But in this poem, via a “rainy Sunday afternoon” re-run, Parry wryly summons up The Invisible Man and its famous unmasking scene. In her telling, the scene leaves actor Claude Rains uneasy: was this the moment his talent was eclipsed by mere spectacle?

The poem hints at the idea that a wedding veil might turn its wearer into a kind of Invisible Woman, as she disappears into her new role. Even the names for different kinds of veil – “illusion”, “birdcage”, “juliet” – each seem to offer a cynical commentary on matrimony. But Parry doesn’t labour the point. It’s just as much a poem about the power of cinema, “the ruthless magic of a spectacular age”.

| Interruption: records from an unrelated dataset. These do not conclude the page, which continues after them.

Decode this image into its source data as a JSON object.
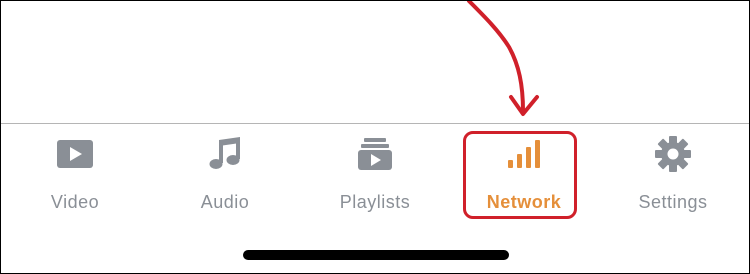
{
  "tab_bar": {
    "tabs": [
      {
        "label": "Video",
        "icon": "video-play-icon",
        "active": false
      },
      {
        "label": "Audio",
        "icon": "music-note-icon",
        "active": false
      },
      {
        "label": "Playlists",
        "icon": "playlist-icon",
        "active": false
      },
      {
        "label": "Network",
        "icon": "network-signal-icon",
        "active": true
      },
      {
        "label": "Settings",
        "icon": "gear-icon",
        "active": false
      }
    ]
  },
  "colors": {
    "inactive": "#8a8f96",
    "active": "#e58f3a",
    "annotation": "#d0202a"
  }
}
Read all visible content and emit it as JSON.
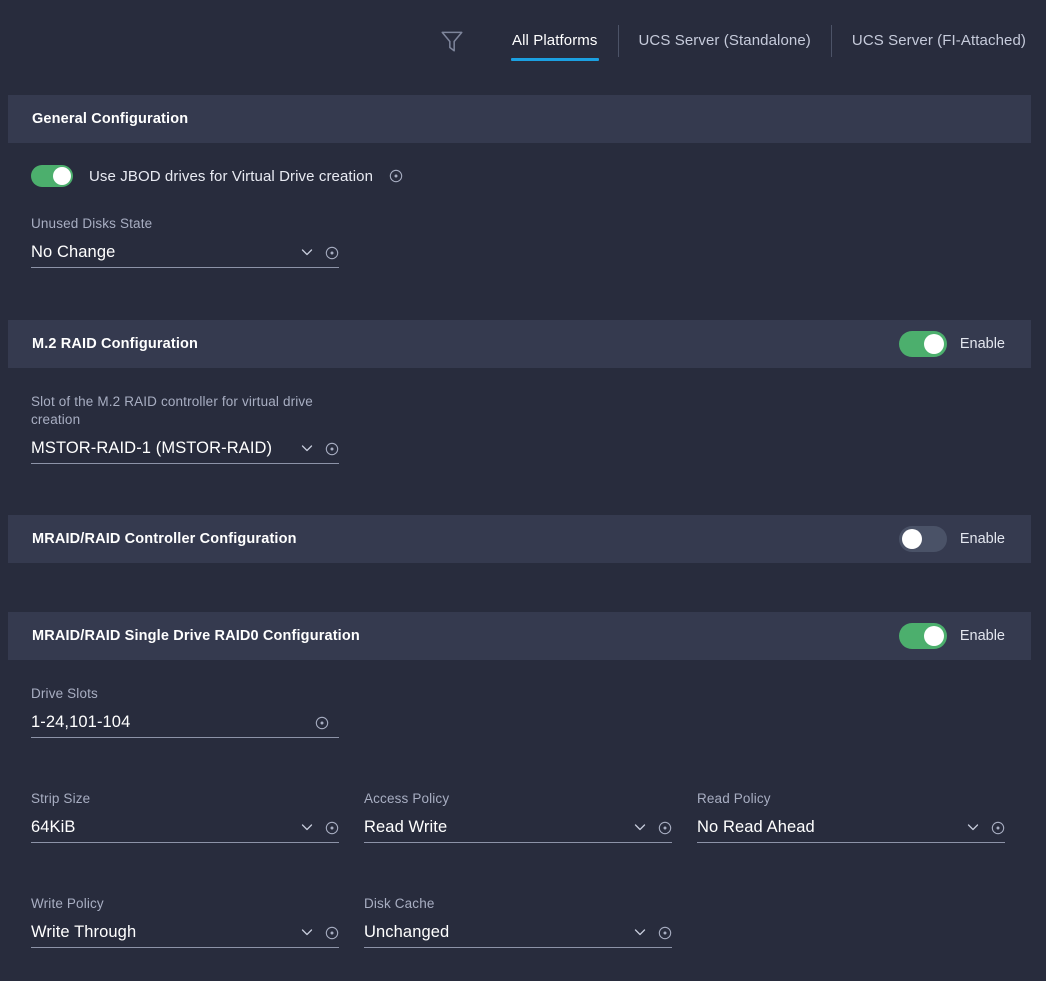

Half the pleasure of these lines is in their smooth, sinuous rhythm and rhyme. Take a moment to read them aloud. The title, itself a perfect pentameter, offers an elegant off-rhyme with the poem’s closing line (veil/well) – neatly tying the knot.

Best poetry books of 2020
Best poetry books of 2020
The fuss you made about your wedding veil

When thin enough, it’s called illusion
which will always mean to me
Claude Rains, in 1933,
hurling his nose at the gathered crowd.
The villagers look on dumbly (as do I
from several decades down the line
one rainy Sunday afternoon).
The landlady, screwed up into her bun,
shrieks her famous shriek. Off come the goggles,
off, in furious rounds,
the wound-round bandage covering no wounds,
no face at all. The bobby’s first to speak.
Look, he says.
He’s all eaten away. A horrid phrase
and one I never could dislodge –
not when the credits rolled, or when I learned
about mattes and velvet screens, and Rains
fussing, claustrophobic in his suit.
Afraid of what? Perhaps to be the first
to feel himself winked out
before the eyes of the gathered crowd, and by
the ruthless magic of a spectacular age.
How seamless it all seems –
how easily one might just
fade to black
                                     or slip between
twelve different shades of white,
and edged or plain, and tulle or net,
bandeau, birdcage, juliet –
yes. I think I’d make a fuss as well. 

 

From Jinx (Bloodaxe, £9.95)